*** Opening of Records for the task ***

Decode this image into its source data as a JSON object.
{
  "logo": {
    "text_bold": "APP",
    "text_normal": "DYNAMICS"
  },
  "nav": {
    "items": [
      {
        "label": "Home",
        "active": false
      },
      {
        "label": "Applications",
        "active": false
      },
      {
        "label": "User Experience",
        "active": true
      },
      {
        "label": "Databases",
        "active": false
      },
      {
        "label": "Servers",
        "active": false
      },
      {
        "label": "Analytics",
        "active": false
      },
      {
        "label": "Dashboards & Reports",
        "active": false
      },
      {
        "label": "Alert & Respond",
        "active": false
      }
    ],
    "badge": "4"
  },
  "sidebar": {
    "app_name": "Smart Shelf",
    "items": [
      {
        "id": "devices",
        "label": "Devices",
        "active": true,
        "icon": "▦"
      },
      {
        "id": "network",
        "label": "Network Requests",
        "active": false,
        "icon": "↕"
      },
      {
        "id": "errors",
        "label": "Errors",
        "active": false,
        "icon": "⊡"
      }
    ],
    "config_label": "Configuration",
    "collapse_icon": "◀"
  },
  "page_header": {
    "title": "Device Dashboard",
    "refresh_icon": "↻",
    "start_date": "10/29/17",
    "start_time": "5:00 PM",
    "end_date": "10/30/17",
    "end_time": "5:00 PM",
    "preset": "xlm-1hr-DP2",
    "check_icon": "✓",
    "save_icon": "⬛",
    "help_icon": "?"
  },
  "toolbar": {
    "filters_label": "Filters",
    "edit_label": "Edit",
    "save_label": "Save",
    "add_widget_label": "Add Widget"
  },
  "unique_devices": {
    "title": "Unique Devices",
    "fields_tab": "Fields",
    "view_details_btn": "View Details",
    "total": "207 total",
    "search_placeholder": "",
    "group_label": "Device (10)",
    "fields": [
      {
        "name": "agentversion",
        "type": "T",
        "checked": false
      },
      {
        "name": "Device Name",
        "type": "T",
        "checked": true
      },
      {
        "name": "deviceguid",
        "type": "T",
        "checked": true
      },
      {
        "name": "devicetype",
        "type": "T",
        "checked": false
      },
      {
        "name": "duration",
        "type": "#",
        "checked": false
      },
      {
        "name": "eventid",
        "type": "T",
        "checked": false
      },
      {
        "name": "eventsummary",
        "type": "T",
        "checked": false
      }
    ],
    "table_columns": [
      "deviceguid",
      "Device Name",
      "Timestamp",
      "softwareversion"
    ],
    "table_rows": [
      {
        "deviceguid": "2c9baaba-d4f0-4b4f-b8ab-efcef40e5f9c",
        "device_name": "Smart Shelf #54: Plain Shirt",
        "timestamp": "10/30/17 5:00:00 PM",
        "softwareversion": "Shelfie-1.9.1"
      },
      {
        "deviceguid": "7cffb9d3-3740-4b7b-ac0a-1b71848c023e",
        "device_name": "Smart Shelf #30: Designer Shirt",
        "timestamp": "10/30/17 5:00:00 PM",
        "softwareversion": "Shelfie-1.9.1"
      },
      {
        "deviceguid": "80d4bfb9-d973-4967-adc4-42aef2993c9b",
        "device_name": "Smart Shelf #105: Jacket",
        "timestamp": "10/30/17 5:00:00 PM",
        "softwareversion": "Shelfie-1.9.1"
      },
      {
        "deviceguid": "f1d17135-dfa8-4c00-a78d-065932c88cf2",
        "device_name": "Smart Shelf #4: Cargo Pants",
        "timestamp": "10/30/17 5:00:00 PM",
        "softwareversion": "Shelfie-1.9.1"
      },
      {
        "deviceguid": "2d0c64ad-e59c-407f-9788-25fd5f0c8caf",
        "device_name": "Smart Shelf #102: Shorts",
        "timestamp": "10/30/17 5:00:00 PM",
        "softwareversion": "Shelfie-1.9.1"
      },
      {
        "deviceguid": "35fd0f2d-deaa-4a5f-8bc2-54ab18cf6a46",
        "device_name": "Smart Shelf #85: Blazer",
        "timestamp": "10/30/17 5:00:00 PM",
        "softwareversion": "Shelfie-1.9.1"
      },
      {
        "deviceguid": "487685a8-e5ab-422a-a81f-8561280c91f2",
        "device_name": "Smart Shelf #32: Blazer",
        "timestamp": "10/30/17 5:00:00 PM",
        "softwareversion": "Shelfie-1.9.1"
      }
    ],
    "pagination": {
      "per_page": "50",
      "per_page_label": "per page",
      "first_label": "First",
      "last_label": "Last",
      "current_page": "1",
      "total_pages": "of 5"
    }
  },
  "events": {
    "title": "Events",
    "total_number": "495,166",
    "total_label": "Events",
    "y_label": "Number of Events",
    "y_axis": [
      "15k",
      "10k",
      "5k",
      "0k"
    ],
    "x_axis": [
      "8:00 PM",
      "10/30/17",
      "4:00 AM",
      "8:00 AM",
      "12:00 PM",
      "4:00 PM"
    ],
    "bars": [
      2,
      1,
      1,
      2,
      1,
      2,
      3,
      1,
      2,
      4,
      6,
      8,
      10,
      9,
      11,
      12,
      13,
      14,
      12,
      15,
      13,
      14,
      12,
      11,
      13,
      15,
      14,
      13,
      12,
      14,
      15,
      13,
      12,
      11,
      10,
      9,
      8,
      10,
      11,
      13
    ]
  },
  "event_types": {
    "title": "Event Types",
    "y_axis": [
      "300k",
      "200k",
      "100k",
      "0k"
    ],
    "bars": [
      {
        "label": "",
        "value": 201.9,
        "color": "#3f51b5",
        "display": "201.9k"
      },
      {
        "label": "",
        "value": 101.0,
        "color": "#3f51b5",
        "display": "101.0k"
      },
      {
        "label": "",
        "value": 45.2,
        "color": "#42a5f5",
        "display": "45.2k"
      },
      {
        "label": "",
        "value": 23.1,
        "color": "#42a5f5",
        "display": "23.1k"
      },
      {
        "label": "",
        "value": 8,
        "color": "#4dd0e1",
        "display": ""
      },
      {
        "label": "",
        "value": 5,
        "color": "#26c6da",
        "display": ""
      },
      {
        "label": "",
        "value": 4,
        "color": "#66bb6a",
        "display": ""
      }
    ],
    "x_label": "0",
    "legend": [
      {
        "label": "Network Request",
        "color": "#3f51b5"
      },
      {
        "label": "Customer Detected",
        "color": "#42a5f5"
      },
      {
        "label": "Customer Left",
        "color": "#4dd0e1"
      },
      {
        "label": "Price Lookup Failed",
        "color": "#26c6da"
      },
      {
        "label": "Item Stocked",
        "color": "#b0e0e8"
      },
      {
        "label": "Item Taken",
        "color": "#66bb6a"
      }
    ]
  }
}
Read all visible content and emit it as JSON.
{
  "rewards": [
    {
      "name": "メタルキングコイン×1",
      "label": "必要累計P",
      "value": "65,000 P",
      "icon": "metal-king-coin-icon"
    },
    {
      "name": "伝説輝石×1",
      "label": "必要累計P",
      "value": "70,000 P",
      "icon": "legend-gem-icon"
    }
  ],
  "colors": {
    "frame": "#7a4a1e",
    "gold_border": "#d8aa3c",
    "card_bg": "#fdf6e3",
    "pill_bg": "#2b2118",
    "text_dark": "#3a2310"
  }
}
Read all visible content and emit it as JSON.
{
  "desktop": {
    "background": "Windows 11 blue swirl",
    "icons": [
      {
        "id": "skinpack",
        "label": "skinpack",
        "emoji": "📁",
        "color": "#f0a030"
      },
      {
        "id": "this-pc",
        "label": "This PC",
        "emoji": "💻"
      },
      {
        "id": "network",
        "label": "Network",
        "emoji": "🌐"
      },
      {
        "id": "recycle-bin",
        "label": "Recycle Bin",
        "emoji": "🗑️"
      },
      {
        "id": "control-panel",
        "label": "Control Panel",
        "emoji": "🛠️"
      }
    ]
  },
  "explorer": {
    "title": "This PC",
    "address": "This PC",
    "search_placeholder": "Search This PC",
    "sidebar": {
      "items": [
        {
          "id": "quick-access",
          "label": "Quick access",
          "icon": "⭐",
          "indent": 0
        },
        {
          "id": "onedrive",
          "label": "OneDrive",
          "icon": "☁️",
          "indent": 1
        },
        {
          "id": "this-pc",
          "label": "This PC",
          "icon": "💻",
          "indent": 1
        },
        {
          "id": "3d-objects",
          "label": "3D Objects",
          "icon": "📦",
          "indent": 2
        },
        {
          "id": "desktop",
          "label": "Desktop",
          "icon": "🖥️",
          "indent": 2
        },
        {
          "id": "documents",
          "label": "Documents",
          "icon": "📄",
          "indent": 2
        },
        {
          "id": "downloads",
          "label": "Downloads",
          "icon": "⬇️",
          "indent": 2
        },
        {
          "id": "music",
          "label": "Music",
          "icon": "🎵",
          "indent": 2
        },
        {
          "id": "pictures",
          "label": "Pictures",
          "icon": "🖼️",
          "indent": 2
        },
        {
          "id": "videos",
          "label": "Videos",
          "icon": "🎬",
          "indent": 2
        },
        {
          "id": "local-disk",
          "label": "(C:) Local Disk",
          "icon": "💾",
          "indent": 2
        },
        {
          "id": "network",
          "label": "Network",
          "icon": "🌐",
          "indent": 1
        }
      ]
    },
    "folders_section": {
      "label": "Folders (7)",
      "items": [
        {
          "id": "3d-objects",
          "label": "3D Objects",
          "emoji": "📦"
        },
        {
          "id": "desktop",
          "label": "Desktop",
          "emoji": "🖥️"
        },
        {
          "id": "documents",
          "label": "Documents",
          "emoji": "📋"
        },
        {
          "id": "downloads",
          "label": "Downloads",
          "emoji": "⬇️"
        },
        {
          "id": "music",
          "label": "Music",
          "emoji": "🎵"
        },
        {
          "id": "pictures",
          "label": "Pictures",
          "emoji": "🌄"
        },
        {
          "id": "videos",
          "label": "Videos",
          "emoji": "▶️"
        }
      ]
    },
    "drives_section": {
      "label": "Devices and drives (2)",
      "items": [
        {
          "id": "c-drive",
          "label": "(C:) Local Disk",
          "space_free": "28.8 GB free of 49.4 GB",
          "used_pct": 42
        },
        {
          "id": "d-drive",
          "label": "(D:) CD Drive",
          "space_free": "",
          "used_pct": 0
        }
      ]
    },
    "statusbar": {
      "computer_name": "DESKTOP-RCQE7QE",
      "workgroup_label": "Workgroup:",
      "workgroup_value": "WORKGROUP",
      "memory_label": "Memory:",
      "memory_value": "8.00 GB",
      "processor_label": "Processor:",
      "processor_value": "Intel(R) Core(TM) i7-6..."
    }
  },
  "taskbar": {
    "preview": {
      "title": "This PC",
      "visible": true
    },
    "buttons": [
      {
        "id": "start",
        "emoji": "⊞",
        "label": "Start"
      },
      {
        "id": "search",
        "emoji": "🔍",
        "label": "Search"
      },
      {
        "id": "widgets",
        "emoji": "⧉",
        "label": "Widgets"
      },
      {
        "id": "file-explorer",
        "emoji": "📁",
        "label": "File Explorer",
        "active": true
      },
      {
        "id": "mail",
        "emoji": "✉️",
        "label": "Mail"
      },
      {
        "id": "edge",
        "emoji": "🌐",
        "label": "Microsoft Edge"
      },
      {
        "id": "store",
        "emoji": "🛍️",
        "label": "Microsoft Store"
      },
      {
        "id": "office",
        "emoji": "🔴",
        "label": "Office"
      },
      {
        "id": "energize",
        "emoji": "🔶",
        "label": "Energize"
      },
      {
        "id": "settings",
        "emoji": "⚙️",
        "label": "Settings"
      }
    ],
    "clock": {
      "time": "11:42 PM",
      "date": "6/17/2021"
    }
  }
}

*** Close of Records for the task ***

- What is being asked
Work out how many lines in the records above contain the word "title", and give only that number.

- Answer for the task
6